The App Economy is the Jerk Economy
San Francisco’s stock is still maintaining a largely steady rise. Tech 2.0 is seemingly doing well and it might be a bubble but it is a bubble that does not show any signs of bursting soon. Housing is being built at a very rapid clip but not rapidly enough. Tech 2.0 is also leading to an embarrassment of riches when it comes to restaurants, bars, coffeeshops, stores, and other assorted businesses that make cities fun places to be. There are two very first world problems with this though: 1. Parking is an absolute pain, and 2. it is nearly impossible to get a restaurant reservation in town.
I don’t use my car unless I am leaving SF for the most part or know I am going to an area with a parking lot or that is on the outskirts so the parking problem does not hurt me. The restaurant issue is annoying though in a very first world kind of way. Many restaurants are fully booked for a month or two in advance for a variety of reasons. One of the big problems is that most reservations are done via Open Table. Techies have been known to create bots that make multiple reservations for them and then not cancel reservations (1).
Two companies have stepped forward to find ways to “solve” the parking and restaurant reservation problem. Monkey Parking is an app the allows people to auction off their parking spots when done (2). Timothy finds a parking space on Valenica on a busy Saturday and uses it for two hours instead of pulling away and leaving the space to the next comer, Timothy can use Parking Money to advertise that his public street space is available and auction it off to the highest bidder among other Parking Monkey users. The winner still needs to pay the meter by the way. Reservation Hop uses bots to make reservations at restaurants in advance and then scalps them for “as little as 5 dollars.” (3).
I admit that both of these are symptoms or byproducts of all the problems facing San Francisco but it is often the symptoms or byproducts that have a way of being the straws that break the camels back and showing people that things are truly fucked up.
The Parking App is the more unethical act because sidewalk parking is public property. If people want to rent out their garage spaces or private sidewalk parking that is fine because that is their property. The idea of making a profit off of public sidewalk parking just seems like a cartoon version of Ayn Rand philosophy. The Restaurant App is basically being a scalper and makes it hard if not impossible for regular people to get their own reservations. Some restaurants are using captchas but those are useless. Other restaurants don’t take reservations at all and just serve customers on a first come, first serve basis more or less (accounting for differences in part size). The later approach sometimes means waiting an hour or two for a table at a restaurant but it is archly democratic and fair. Many restaurant owners also dislike Reservation Hop because they think it will lead to nights where they are technically booked but no one or very few people show up and this means no profit for many nights and restaurants run on very tight margins. So reservation hop could be self-defeating.
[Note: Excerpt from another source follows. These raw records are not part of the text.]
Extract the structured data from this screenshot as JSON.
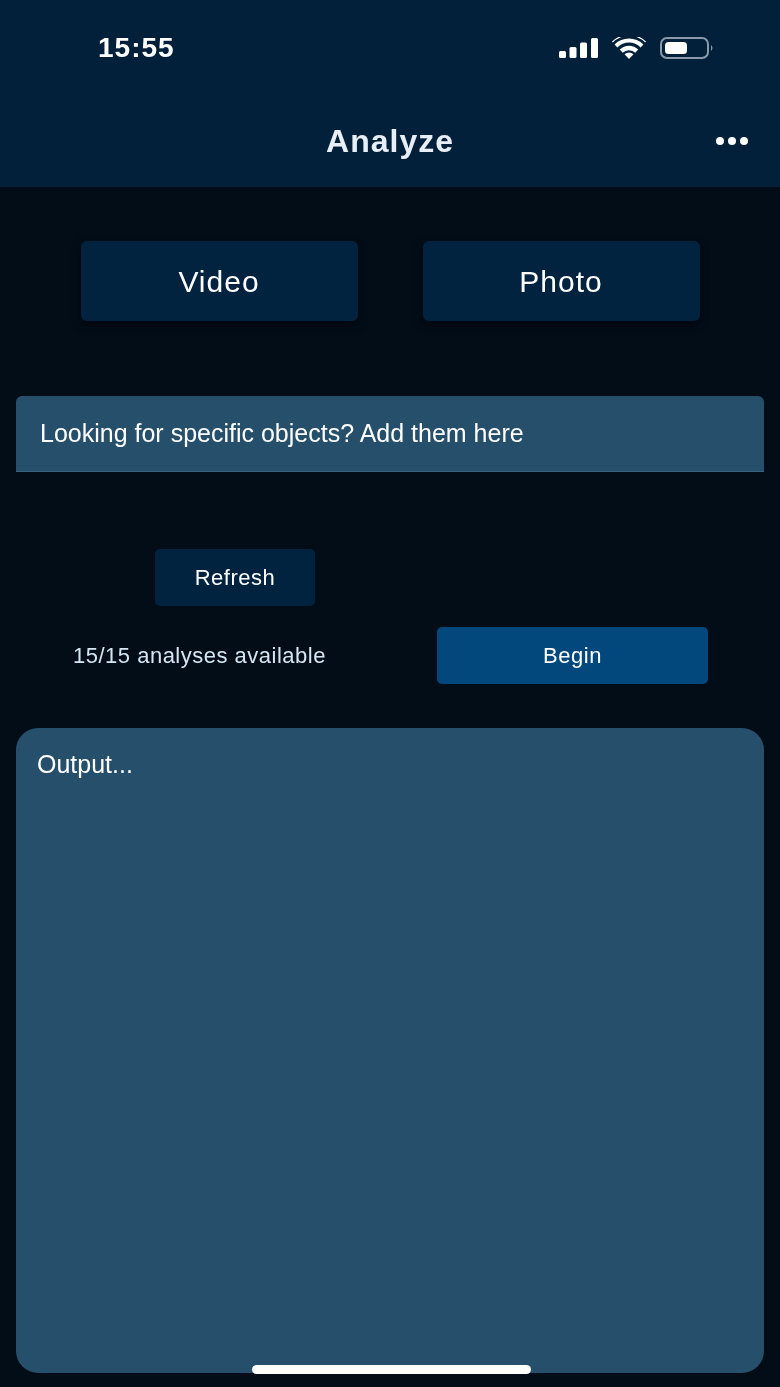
{
  "status_bar": {
    "time": "15:55"
  },
  "header": {
    "title": "Analyze"
  },
  "mode_buttons": [
    {
      "label": "Video"
    },
    {
      "label": "Photo"
    }
  ],
  "objects_field": {
    "placeholder": "Looking for specific objects? Add them here"
  },
  "refresh_button": {
    "label": "Refresh"
  },
  "analyses_count": "15/15 analyses available",
  "begin_button": {
    "label": "Begin"
  },
  "output": {
    "placeholder": "Output..."
  }
}
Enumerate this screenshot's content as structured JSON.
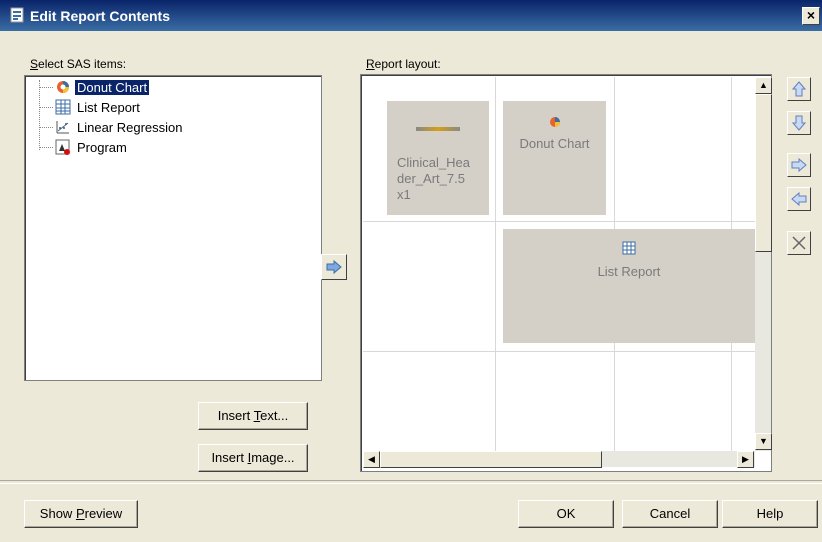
{
  "window": {
    "title": "Edit Report Contents",
    "close_glyph": "×"
  },
  "left": {
    "label_prefix": "S",
    "label_rest": "elect SAS items:",
    "tree": [
      {
        "label": "Donut Chart",
        "icon": "donut-chart-icon",
        "selected": true
      },
      {
        "label": "List Report",
        "icon": "list-report-icon",
        "selected": false
      },
      {
        "label": "Linear Regression",
        "icon": "linear-regression-icon",
        "selected": false
      },
      {
        "label": "Program",
        "icon": "program-icon",
        "selected": false
      }
    ],
    "insert_text_prefix": "Insert ",
    "insert_text_key": "T",
    "insert_text_rest": "ext...",
    "insert_image_prefix": "Insert ",
    "insert_image_key": "I",
    "insert_image_rest": "mage..."
  },
  "right": {
    "label_prefix": "R",
    "label_rest": "eport layout:",
    "cells": [
      {
        "label": "Clinical_Hea der_Art_7.5 x1"
      },
      {
        "label": "Donut Chart"
      },
      {
        "label": "List Report"
      }
    ]
  },
  "side_buttons": [
    "up-arrow-icon",
    "down-arrow-icon",
    "right-arrow-icon",
    "left-arrow-icon",
    "delete-x-icon"
  ],
  "footer": {
    "show_preview_prefix": "Show ",
    "show_preview_key": "P",
    "show_preview_rest": "review",
    "ok": "OK",
    "cancel": "Cancel",
    "help": "Help"
  }
}
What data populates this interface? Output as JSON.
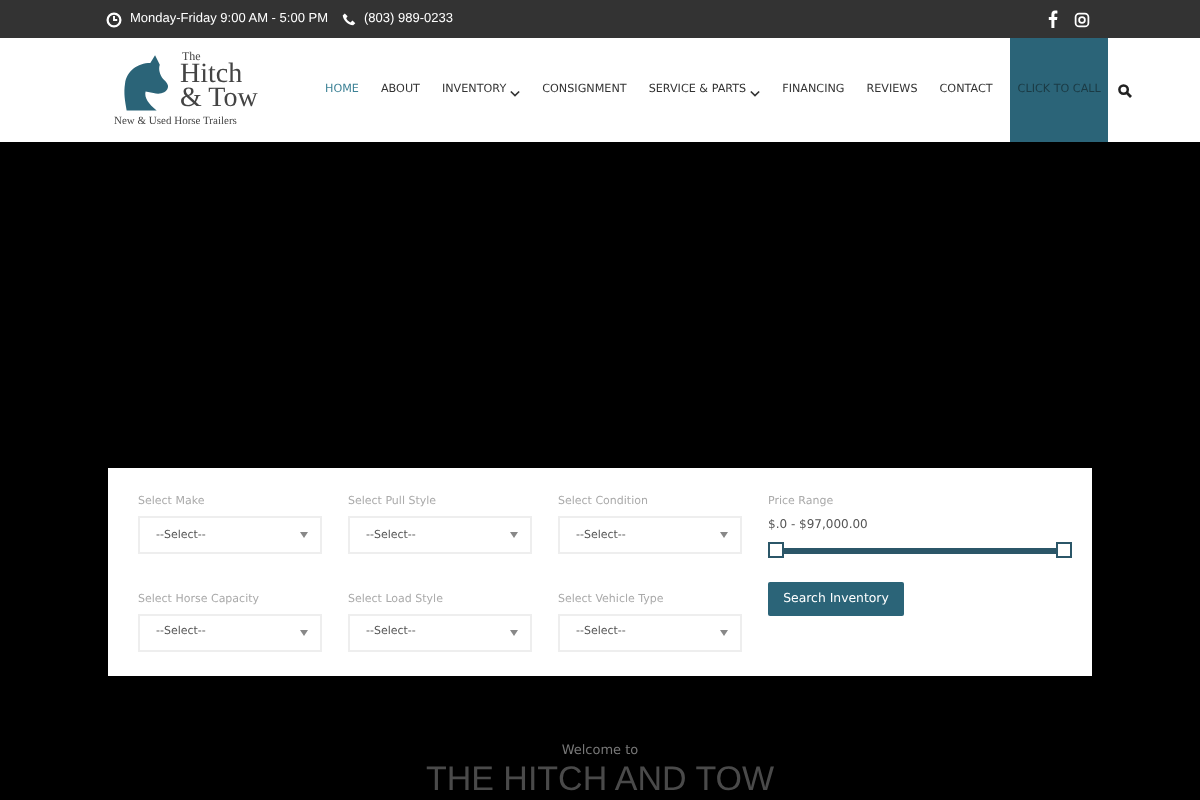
{
  "top_bar": {
    "hours": "Monday-Friday 9:00 AM - 5:00 PM",
    "phone": "(803) 989-0233"
  },
  "logo": {
    "line_1": "The",
    "line_2": "Hitch",
    "line_3": "& Tow",
    "tagline": "New & Used Horse Trailers"
  },
  "nav": [
    {
      "label": "HOME",
      "selected": true,
      "has_dropdown": false,
      "kind": "link"
    },
    {
      "label": "ABOUT",
      "selected": false,
      "has_dropdown": false,
      "kind": "link"
    },
    {
      "label": "INVENTORY",
      "selected": false,
      "has_dropdown": true,
      "kind": "link"
    },
    {
      "label": "CONSIGNMENT",
      "selected": false,
      "has_dropdown": false,
      "kind": "link"
    },
    {
      "label": "SERVICE & PARTS",
      "selected": false,
      "has_dropdown": true,
      "kind": "link"
    },
    {
      "label": "FINANCING",
      "selected": false,
      "has_dropdown": false,
      "kind": "link"
    },
    {
      "label": "REVIEWS",
      "selected": false,
      "has_dropdown": false,
      "kind": "link"
    },
    {
      "label": "CONTACT",
      "selected": false,
      "has_dropdown": false,
      "kind": "link"
    },
    {
      "label": "CLICK TO CALL",
      "selected": false,
      "has_dropdown": false,
      "kind": "cta"
    }
  ],
  "search_form": {
    "filters": [
      {
        "label": "Select Make",
        "value": "--Select--"
      },
      {
        "label": "Select Pull Style",
        "value": "--Select--"
      },
      {
        "label": "Select Condition",
        "value": "--Select--"
      },
      {
        "label": "Select Horse Capacity",
        "value": "--Select--"
      },
      {
        "label": "Select Load Style",
        "value": "--Select--"
      },
      {
        "label": "Select Vehicle Type",
        "value": "--Select--"
      }
    ],
    "price_range": {
      "label": "Price Range",
      "reading": "$.0 - $97,000.00",
      "level": 1
    },
    "button": "Search Inventory"
  },
  "welcome": {
    "intro": "Welcome to",
    "heading": "THE HITCH AND TOW"
  }
}
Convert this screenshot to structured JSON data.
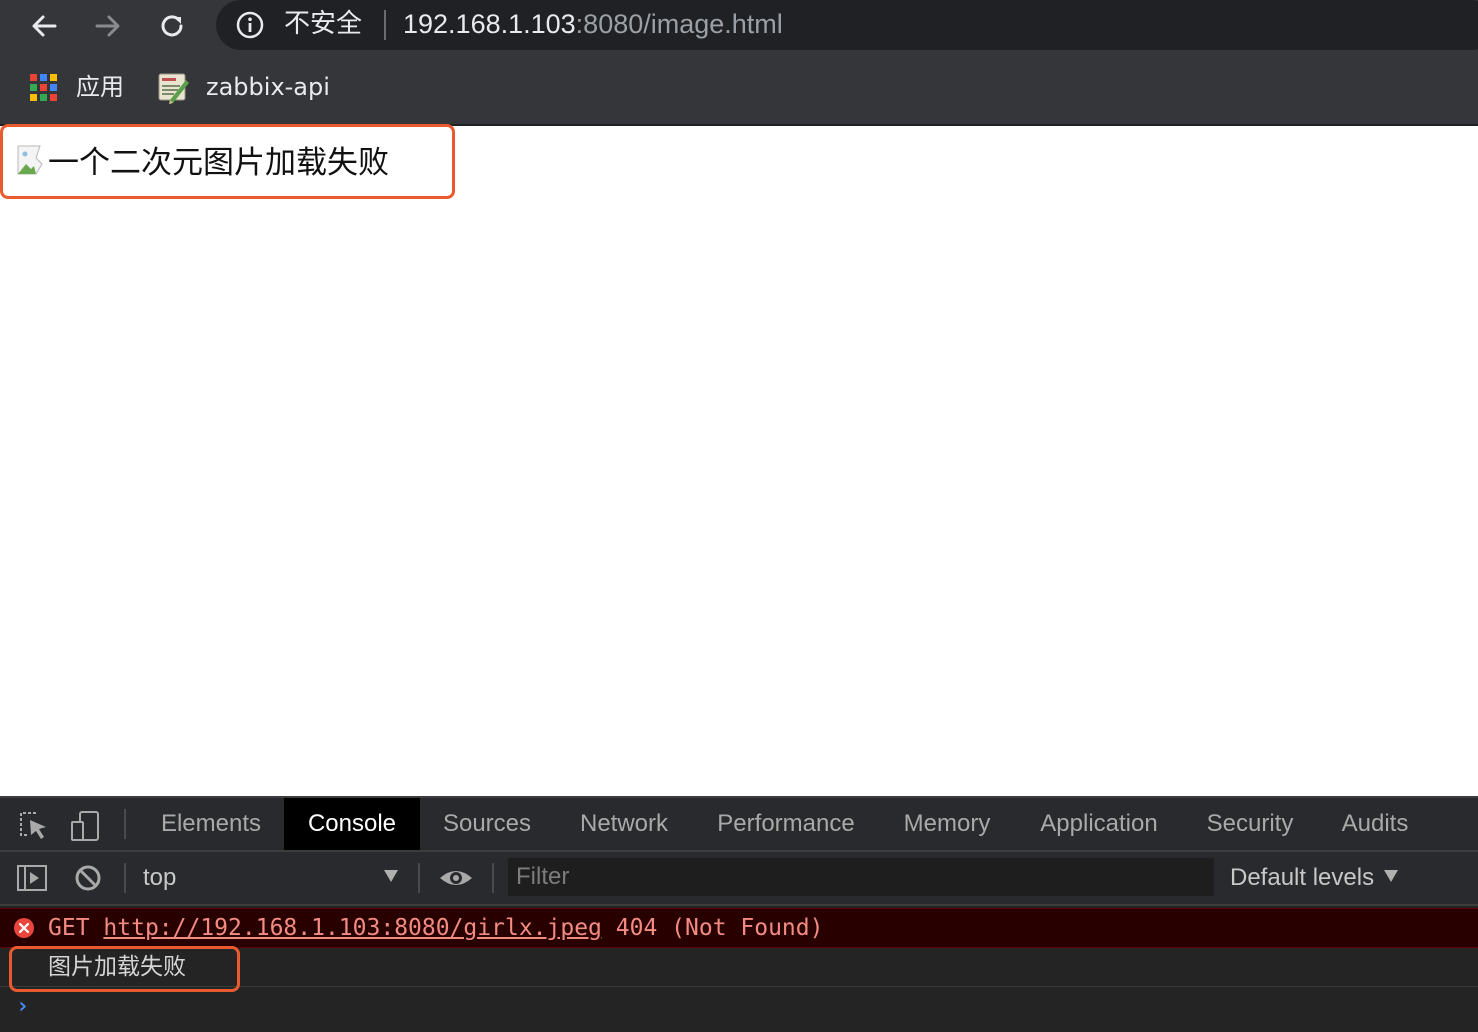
{
  "browser": {
    "security_label": "不安全",
    "url_host": "192.168.1.103",
    "url_rest": ":8080/image.html",
    "bookmarks": [
      {
        "label": "应用",
        "icon": "apps-grid-icon"
      },
      {
        "label": "zabbix-api",
        "icon": "zabbix-bookmark-icon"
      }
    ]
  },
  "page": {
    "image_alt": "一个二次元图片加载失败",
    "broken_image_icon": "broken-image-icon"
  },
  "devtools": {
    "tabs": [
      "Elements",
      "Console",
      "Sources",
      "Network",
      "Performance",
      "Memory",
      "Application",
      "Security",
      "Audits"
    ],
    "active_tab": "Console",
    "context": "top",
    "filter_placeholder": "Filter",
    "levels": "Default levels",
    "error": {
      "method": "GET",
      "url": "http://192.168.1.103:8080/girlx.jpeg",
      "status": "404 (Not Found)"
    },
    "log_message": "图片加载失败",
    "prompt": "›"
  },
  "colors": {
    "highlight": "#ea5a2f",
    "error_text": "#f28b82",
    "error_bg": "#290000",
    "chrome_bg": "#35363a"
  }
}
One of the big issues many people have with Tech 2.0 is that it is seemingly very incestuous and not as innovative as it makes itself out to be. Most of the hot new apps seem geared to solving the problems of affluent teens to thrity-somethings who live in major cities and probably work in tech or something close to tech. This all operates in a feed back loop where they are seemingly unaware and/or unconcerned with anything that does not concern their circle. Everyone they know has drunken the kool-aid of “disruption” and the idea that money left on the table is bad.
The problem is that I don’t think either app is really very free market. Rather it seems like techies are entering their reniter/scalper phase and using their skills to game the market. I am annoyed at missing out on parking spaces but except it as a rule of life if someone was first in line, spotted it quicker, or had more agile driving skills. I might be disappointed if I can’t get a reservation to a popular restaurant because other people got to it before me but they are also just booking as people call or make reservations online. There is something distinctly unfair to losing out to bots who are constantly working and making reservations under false names at the same time for the same party.
These are small potatoes as life’s indignities go but it does provide a huge dent into tech’s image to the outside world. The optics matter here as they say in politics.
I don’t think there is anything wrong with asking yourself with a business idea is unethical or immoral even if it might be legal and if the answer is yes refraining from engaging in that mode of behavior. This might be why I am not in business or tech though. Is there anyway to defend this kind of scalping behavior on ethical and/or moral grounds?